*** Records for the exercise ***

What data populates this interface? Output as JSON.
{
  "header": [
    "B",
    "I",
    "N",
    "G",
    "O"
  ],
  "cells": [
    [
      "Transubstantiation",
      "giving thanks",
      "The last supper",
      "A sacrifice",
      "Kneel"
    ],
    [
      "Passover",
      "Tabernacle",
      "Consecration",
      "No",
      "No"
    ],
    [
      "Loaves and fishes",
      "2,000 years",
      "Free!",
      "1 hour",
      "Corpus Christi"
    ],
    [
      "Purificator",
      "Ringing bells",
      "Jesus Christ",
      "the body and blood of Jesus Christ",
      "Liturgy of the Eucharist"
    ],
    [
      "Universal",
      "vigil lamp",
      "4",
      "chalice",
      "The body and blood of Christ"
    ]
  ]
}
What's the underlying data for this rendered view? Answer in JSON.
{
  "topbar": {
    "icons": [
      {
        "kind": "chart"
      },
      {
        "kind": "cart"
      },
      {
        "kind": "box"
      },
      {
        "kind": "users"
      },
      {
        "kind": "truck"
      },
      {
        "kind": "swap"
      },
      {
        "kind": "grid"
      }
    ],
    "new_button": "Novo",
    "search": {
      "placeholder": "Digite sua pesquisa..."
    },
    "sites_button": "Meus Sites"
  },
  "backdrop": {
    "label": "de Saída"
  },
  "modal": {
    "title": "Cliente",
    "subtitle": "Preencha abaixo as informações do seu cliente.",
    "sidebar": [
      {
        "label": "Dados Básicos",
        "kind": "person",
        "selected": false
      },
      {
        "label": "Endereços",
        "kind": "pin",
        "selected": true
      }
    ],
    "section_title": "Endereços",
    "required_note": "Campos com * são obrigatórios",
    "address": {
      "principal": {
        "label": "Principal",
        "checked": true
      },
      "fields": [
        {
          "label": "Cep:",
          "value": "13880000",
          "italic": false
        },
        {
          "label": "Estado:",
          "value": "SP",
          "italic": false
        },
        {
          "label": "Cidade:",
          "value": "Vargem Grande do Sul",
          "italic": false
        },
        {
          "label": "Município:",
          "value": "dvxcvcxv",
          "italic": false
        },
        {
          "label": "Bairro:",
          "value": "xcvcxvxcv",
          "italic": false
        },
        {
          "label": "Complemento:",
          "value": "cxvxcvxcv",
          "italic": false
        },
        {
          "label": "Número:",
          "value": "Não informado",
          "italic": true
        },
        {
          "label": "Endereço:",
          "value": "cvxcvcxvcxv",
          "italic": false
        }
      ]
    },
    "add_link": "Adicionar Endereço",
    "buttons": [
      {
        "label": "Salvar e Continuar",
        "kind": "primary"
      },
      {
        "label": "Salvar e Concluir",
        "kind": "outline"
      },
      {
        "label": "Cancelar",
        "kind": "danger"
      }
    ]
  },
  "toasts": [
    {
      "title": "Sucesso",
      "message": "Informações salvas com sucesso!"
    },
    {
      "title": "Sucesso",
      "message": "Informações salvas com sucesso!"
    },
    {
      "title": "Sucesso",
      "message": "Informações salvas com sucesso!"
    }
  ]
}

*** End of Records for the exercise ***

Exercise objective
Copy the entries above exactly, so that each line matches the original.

Expected output
What data populates this interface? Output as JSON.
{
  "header": [
    "B",
    "I",
    "N",
    "G",
    "O"
  ],
  "cells": [
    [
      "Transubstantiation",
      "giving thanks",
      "The last supper",
      "A sacrifice",
      "Kneel"
    ],
    [
      "Passover",
      "Tabernacle",
      "Consecration",
      "No",
      "No"
    ],
    [
      "Loaves and fishes",
      "2,000 years",
      "Free!",
      "1 hour",
      "Corpus Christi"
    ],
    [
      "Purificator",
      "Ringing bells",
      "Jesus Christ",
      "the body and blood of Jesus Christ",
      "Liturgy of the Eucharist"
    ],
    [
      "Universal",
      "vigil lamp",
      "4",
      "chalice",
      "The body and blood of Christ"
    ]
  ]
}
What's the underlying data for this rendered view? Answer in JSON.
{
  "topbar": {
    "icons": [
      {
        "kind": "chart"
      },
      {
        "kind": "cart"
      },
      {
        "kind": "box"
      },
      {
        "kind": "users"
      },
      {
        "kind": "truck"
      },
      {
        "kind": "swap"
      },
      {
        "kind": "grid"
      }
    ],
    "new_button": "Novo",
    "search": {
      "placeholder": "Digite sua pesquisa..."
    },
    "sites_button": "Meus Sites"
  },
  "backdrop": {
    "label": "de Saída"
  },
  "modal": {
    "title": "Cliente",
    "subtitle": "Preencha abaixo as informações do seu cliente.",
    "sidebar": [
      {
        "label": "Dados Básicos",
        "kind": "person",
        "selected": false
      },
      {
        "label": "Endereços",
        "kind": "pin",
        "selected": true
      }
    ],
    "section_title": "Endereços",
    "required_note": "Campos com * são obrigatórios",
    "address": {
      "principal": {
        "label": "Principal",
        "checked": true
      },
      "fields": [
        {
          "label": "Cep:",
          "value": "13880000",
          "italic": false
        },
        {
          "label": "Estado:",
          "value": "SP",
          "italic": false
        },
        {
          "label": "Cidade:",
          "value": "Vargem Grande do Sul",
          "italic": false
        },
        {
          "label": "Município:",
          "value": "dvxcvcxv",
          "italic": false
        },
        {
          "label": "Bairro:",
          "value": "xcvcxvxcv",
          "italic": false
        },
        {
          "label": "Complemento:",
          "value": "cxvxcvxcv",
          "italic": false
        },
        {
          "label": "Número:",
          "value": "Não informado",
          "italic": true
        },
        {
          "label": "Endereço:",
          "value": "cvxcvcxvcxv",
          "italic": false
        }
      ]
    },
    "add_link": "Adicionar Endereço",
    "buttons": [
      {
        "label": "Salvar e Continuar",
        "kind": "primary"
      },
      {
        "label": "Salvar e Concluir",
        "kind": "outline"
      },
      {
        "label": "Cancelar",
        "kind": "danger"
      }
    ]
  },
  "toasts": [
    {
      "title": "Sucesso",
      "message": "Informações salvas com sucesso!"
    },
    {
      "title": "Sucesso",
      "message": "Informações salvas com sucesso!"
    },
    {
      "title": "Sucesso",
      "message": "Informações salvas com sucesso!"
    }
  ]
}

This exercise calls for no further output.